- More of Earth’s surface is covered by wheat than by any other food crop, despite it trailing maize and rice in the sheer amount of tons harvested. About 65% of wheat harvested is used for food, 17% for animal feed, 12% for industrial use such as biofuels, and the rest for various uncategorized uses.
- Plantains and bananas belong to the same genus; the primary difference between the plants is that plantains tend to be cooked or processed prior to consumption, whereas bananas are often eaten raw. Plantains, which fruit year-round, are major staples in West and Central Africa, the Caribbean, and coastal South America.
- Yams are a major staple in West Africa, where they are consumed mainly as “fufu,” a gelatinous dough. Fufu can also be made from cassava and plantains.
- Approximately 75% of the world’s agricultural land is devoted to raising animals, including cropland devoted to animal feed and pasture for grazing land.
the ease with which a place or thing can be reached from other places.
all weather conditions for a given location over a period of time.
learned behavior of people, including their languages, belief systems, social structures, institutions, and material goods.
to transport goods to another place for trade.
element contributing to an event or outcome.
plants grown and harvested for livestock or other animal consumption.

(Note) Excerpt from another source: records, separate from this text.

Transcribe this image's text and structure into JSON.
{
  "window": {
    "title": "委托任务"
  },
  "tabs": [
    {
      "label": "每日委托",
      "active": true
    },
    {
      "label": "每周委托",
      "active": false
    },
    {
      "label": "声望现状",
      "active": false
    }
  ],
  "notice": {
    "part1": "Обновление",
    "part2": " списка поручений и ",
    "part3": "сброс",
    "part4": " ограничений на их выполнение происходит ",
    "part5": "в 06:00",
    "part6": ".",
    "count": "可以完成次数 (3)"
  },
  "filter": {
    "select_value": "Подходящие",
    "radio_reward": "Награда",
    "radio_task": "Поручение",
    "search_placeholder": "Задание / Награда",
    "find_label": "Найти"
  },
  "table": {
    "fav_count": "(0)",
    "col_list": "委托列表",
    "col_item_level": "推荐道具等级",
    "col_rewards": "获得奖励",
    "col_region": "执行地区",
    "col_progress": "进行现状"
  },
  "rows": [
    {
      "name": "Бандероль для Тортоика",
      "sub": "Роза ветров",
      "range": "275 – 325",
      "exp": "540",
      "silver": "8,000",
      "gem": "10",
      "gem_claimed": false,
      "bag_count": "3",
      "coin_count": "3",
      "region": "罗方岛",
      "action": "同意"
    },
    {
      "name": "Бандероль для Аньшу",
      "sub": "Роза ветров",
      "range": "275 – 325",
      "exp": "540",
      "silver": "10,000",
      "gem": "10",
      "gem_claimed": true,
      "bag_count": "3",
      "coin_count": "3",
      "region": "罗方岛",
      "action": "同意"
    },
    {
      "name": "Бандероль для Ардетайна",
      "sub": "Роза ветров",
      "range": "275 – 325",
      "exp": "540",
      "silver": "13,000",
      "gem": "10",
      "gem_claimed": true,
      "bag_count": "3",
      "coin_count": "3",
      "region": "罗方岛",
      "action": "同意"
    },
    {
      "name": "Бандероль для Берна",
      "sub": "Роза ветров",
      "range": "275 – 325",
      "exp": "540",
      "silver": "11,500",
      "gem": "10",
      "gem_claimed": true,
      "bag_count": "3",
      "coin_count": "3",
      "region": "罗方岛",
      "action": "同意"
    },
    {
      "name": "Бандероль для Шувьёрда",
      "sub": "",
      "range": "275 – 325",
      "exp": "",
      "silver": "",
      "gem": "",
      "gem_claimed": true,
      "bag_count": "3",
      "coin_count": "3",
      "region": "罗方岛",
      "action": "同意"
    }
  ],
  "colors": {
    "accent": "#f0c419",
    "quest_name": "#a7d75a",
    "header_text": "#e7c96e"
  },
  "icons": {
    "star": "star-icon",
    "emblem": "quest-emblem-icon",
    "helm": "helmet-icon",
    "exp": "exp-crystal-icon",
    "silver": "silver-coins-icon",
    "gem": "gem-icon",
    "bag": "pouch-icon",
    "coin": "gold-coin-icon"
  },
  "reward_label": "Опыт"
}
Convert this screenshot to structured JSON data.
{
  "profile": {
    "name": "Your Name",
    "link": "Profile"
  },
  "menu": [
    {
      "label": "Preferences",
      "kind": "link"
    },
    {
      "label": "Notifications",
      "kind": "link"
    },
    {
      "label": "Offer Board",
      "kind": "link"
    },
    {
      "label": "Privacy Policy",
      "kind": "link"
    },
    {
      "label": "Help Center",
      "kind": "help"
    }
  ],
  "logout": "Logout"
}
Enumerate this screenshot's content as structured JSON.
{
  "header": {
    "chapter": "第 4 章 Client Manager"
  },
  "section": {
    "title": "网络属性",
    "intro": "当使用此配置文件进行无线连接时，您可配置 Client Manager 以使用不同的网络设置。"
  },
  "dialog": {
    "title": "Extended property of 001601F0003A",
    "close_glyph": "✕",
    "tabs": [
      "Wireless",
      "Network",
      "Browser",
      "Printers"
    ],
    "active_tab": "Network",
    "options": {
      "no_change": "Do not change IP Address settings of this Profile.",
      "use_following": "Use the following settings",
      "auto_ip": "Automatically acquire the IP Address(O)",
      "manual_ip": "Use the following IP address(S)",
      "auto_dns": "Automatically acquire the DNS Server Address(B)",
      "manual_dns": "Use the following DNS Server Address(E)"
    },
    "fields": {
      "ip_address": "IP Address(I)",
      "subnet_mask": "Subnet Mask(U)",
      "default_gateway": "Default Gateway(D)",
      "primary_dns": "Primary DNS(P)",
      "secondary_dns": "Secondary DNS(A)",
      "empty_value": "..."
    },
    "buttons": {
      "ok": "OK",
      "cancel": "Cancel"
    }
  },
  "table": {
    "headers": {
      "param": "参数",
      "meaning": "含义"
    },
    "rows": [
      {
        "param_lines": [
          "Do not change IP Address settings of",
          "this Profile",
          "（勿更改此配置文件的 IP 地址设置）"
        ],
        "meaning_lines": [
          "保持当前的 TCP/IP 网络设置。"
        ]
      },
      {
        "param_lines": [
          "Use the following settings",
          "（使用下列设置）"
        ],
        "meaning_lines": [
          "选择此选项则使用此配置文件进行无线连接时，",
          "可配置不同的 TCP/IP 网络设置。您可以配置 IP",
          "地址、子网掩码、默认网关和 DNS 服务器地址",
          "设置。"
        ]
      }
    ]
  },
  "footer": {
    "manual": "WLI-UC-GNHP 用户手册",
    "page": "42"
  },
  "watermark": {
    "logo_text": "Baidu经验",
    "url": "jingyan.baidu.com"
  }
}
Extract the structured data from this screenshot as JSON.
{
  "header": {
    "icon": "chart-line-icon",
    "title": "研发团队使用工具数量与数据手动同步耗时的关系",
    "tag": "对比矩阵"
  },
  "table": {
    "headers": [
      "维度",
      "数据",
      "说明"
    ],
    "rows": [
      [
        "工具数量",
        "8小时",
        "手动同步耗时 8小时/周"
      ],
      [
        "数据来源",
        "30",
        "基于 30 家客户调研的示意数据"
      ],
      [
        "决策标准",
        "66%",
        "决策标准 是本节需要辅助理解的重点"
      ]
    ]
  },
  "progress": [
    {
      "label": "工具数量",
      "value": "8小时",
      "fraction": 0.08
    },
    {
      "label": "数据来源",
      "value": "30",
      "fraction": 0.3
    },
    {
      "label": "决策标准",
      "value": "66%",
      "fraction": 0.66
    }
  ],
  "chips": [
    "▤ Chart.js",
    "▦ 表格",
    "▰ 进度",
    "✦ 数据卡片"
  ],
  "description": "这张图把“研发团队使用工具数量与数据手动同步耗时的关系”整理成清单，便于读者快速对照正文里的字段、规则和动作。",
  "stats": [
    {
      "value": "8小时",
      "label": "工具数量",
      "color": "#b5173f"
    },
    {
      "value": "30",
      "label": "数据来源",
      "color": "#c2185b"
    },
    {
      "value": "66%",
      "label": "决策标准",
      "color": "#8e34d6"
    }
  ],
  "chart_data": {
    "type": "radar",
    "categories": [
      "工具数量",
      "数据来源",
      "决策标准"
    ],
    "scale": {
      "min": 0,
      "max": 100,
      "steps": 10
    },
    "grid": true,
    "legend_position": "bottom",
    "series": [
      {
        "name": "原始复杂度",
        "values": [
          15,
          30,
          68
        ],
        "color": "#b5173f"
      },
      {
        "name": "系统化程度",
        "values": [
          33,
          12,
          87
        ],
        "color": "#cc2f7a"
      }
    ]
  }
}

region extending from the eastern Mediterranean coast through Southwest Asia to the Persian Gulf.
plants grown and harvested for use in making textile and paper products.
material, usually of plant or animal origin, that living organisms use to obtain nutrients.
plants grown and harvested for human consumption.
food that is eaten frequently, either fresh or stored for use all year.
having to do with places and the relationships between people and their environments.
harvested seed of such grasses as wheat, oats, and rice.
the gathering and collection of crops, including both plants and animals.
plants grown and harvested for use in making products, rather than for food.
symbolic representation of selected characteristics of a place, usually drawn on a flat surface.
plants grown and harvested to be processed and broken down into solids and oils, and the oils used for food or industrial purposes.
plants grown and harvested for landscape gardening.
organism that produces its own food through photosynthesis and whose cells have walls.
agricultural products such as vegetables and fruits.
money earned after production costs and taxes are subtracted.
not lasting or permanent.
buying, selling, or exchanging of goods and services.